His success, though, cannot be attributed to mere luck. He is famous for his salesmanship and business acumen. Foxconn eventually became the largest contract electronics manufacturer in the world, serving many global brands, most notably America’s electronics giant Apple. Foxconn is the largest exporter in China and one of the largest private employers in the world.
The billionaire has long been an armchair quarterback in Taiwanese politics. In 2012, he endorsed the Kuomintang (KMT) presidential candidate, who was successful in his re-election bid. The KMT, officially known in English as the Chinese Nationalist Party, (pronounced in Chinese as “Guo-Min-Dahng”), is often labeled as “China-friendly,” although the party rejects this and says it is instead “pro-peace.” Until 2016, however, his direct involvement in politics was minimal.
In 2019, he said the sea goddess Mazu, a popular deity in both Taiwan and parts of coastal China, instructed him in a dream to enter the KMT presidential primary race, which he lost. In 2020, the eventual KMT nominee likewise lost in a landslide to the Democratic Progressive Party’s (DPP) Tsai Ing-wen, the island’s first female president, who easily won a second term. She is required to step down next year.

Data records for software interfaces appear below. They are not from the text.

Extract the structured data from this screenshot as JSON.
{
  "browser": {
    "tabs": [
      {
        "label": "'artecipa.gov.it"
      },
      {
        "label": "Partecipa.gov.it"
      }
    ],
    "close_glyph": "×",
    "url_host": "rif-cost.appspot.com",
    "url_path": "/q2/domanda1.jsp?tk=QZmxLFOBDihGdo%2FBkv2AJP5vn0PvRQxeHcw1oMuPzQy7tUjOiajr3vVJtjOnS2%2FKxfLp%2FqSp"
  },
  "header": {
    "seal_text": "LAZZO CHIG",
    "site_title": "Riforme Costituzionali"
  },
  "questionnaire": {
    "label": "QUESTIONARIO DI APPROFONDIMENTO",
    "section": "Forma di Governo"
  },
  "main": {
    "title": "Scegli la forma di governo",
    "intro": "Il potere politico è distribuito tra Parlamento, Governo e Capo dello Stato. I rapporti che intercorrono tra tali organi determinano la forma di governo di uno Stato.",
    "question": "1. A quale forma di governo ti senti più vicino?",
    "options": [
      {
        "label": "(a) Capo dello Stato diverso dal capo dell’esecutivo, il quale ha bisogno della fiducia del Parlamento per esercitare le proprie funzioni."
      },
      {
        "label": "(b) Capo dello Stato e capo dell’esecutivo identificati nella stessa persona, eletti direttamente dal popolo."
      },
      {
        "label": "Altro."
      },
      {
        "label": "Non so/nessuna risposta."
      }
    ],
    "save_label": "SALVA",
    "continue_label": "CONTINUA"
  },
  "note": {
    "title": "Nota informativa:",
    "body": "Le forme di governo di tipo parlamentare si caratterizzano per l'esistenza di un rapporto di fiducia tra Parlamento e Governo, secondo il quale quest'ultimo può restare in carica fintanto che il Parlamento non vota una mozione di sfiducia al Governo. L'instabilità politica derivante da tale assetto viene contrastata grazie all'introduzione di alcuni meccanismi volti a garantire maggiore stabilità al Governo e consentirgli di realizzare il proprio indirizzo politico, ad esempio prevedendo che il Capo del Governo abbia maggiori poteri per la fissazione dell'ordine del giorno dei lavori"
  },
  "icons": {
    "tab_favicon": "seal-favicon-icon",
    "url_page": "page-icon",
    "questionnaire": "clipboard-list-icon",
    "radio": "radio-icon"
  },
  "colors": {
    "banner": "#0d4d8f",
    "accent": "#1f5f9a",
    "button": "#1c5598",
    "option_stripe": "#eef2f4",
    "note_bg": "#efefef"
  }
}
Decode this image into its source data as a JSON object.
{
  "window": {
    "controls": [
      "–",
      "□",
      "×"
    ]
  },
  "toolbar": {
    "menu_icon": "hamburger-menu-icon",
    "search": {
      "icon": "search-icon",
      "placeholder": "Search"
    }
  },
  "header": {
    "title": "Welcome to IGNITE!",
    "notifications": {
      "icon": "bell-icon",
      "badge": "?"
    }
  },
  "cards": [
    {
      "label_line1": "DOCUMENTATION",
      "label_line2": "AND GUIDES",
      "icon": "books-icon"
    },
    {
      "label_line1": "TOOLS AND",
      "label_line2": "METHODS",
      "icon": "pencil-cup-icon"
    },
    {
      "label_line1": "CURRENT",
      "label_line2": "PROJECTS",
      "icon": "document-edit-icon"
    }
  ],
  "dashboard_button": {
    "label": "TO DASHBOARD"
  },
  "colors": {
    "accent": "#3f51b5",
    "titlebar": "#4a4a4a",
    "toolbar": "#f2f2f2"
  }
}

Taiwan has not been a democracy for long. The first peaceful transition of power happened in 2000. Since then, Taiwanese voters have switched between the DPP and the KMT, giving each administration eight years. In 2024, however, it appears the DPP is on track for consecutive administrations.
Gou had promised to support whomever the KMT nominated for the 2024 race but backtracked after losing the nomination. Considering his polling numbers, Gou’s decision to run for the presidency has left many in Taiwan baffled. Some speculate he thinks he can pull off a last-minute rally of non-DPP voters as a “consensus candidate.”
Taiwan political commentator Courtney Donovan Smith, a columnist for the Taiwan News, one of the island’s major English-language newspapers, told Fox News Digital, “He says he will end up winning what he calls ‘hidden voters,’ meaning people who don’t respond to poll questions.”
Poll aggregates put out by Smith and the Taiwan News show at least 13% of possible voters have yet to make up their minds. But that’s not a huge number, and as Smith told Fox News Digital, “These ‘undecideds’ could all theoretically vote for Terry Gou at the last second, which still wouldn’t mean a sure victory for him. But they could also end up picking the frontrunner, one of the others or choose not to vote at all.”
He built his fortune in communist China, which is intensifying hostile military actions against Taiwan on nearly a daily basis. His supporters say his experience with the PRC makes Gou the perfect person to bring calm to China-Taiwan relations. His detractors say he is “out of touch” and too close to self-serving business interests connected to Beijing.
The KMT called Gou’s entry as an independent candidate “regrettable,” as Gou voters in Taiwan are more likely to be pried away from both the KMT than the more recently formed Taiwan People’s Party (TPP).
As former president Trump demonstrated in 2016, nothing is impossible. But with Taiwan’s opposition now divided into three camps — barring some increasingly unlikely last-second unity ticket — President Tsai’s anointed successor, current Vice President William Lai of the ruling DPP, looks set for almost certain victory.